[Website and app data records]
_ _ _ _ _ _ _

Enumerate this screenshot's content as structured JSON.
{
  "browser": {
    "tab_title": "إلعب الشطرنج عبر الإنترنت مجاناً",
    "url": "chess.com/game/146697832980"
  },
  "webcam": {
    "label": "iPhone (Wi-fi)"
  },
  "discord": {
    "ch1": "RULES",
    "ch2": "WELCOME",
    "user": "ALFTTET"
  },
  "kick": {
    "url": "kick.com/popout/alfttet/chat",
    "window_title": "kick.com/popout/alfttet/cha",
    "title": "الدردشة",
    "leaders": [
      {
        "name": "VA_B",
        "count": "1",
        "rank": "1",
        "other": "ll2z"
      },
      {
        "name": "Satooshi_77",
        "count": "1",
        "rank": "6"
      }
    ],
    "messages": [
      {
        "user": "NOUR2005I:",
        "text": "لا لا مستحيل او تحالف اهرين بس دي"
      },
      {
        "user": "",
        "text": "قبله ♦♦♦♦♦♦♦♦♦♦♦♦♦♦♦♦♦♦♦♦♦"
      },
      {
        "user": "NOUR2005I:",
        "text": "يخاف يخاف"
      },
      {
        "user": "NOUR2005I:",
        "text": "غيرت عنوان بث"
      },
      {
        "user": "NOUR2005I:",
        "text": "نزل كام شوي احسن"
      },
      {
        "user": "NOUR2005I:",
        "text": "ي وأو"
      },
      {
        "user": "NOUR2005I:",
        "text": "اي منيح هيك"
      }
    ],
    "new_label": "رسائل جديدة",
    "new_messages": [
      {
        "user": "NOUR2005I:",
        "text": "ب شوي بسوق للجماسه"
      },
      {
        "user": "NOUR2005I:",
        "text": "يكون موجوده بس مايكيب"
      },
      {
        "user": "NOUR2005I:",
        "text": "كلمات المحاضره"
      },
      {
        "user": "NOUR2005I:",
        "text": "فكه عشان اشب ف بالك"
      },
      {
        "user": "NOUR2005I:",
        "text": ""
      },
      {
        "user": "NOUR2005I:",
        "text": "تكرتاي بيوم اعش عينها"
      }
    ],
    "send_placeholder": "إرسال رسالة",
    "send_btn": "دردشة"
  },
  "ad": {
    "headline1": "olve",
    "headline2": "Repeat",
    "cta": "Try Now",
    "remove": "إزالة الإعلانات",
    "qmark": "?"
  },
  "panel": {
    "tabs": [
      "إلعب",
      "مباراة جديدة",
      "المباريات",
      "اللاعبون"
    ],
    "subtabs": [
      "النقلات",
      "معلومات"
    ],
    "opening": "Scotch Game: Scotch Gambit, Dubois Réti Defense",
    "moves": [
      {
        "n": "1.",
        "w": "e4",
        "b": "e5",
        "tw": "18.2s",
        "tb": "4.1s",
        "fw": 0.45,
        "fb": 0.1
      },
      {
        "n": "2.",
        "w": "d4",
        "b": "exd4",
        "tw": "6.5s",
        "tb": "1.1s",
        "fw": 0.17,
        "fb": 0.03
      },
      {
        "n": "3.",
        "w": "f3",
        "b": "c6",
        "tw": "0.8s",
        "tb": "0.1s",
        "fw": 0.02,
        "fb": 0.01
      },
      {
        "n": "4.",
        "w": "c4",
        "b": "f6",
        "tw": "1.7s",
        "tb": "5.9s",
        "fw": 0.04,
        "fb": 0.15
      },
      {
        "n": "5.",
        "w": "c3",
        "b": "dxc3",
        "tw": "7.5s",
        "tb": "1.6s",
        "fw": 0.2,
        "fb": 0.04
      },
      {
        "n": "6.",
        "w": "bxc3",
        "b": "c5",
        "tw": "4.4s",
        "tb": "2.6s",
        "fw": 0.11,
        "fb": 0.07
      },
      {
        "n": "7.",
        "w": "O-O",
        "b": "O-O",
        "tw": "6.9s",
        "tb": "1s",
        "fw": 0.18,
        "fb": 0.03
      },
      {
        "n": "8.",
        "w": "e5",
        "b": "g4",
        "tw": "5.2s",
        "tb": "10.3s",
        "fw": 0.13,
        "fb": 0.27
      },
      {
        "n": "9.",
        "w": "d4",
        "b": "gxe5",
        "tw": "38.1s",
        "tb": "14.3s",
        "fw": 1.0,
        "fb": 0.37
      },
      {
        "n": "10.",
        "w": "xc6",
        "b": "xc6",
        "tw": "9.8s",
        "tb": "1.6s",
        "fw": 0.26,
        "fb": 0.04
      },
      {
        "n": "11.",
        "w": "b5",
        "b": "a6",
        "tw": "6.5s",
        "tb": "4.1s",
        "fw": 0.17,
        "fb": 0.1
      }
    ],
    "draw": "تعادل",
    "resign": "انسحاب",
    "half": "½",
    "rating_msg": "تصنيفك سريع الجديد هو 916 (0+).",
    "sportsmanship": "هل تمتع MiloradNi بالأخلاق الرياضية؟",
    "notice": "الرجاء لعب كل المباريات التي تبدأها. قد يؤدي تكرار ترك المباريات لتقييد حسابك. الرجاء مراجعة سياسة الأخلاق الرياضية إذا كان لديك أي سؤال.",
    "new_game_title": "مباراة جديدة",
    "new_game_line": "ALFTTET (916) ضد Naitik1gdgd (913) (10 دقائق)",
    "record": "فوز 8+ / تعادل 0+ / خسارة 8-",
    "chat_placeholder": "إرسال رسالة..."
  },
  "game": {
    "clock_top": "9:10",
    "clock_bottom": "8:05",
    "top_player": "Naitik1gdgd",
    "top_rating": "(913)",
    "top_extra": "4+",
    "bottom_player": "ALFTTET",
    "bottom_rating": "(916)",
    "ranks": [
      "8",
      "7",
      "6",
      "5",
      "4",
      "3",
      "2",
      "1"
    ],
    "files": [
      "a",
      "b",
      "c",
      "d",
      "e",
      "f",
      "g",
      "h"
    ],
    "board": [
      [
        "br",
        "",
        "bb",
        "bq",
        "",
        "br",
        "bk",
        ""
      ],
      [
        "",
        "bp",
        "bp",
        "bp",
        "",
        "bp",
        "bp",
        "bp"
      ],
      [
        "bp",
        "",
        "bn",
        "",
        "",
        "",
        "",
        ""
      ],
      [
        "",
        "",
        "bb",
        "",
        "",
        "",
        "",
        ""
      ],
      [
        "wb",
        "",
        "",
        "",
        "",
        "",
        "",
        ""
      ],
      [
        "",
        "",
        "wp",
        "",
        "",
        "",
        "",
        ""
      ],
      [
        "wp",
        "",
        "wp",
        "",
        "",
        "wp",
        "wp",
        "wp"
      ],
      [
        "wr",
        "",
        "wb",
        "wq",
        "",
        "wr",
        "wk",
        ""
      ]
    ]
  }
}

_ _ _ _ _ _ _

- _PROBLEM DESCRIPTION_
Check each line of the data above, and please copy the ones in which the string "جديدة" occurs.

- _THE ANSWER_
    "new_label": "رسائل جديدة",
      "مباراة جديدة",
    "new_game_title": "مباراة جديدة",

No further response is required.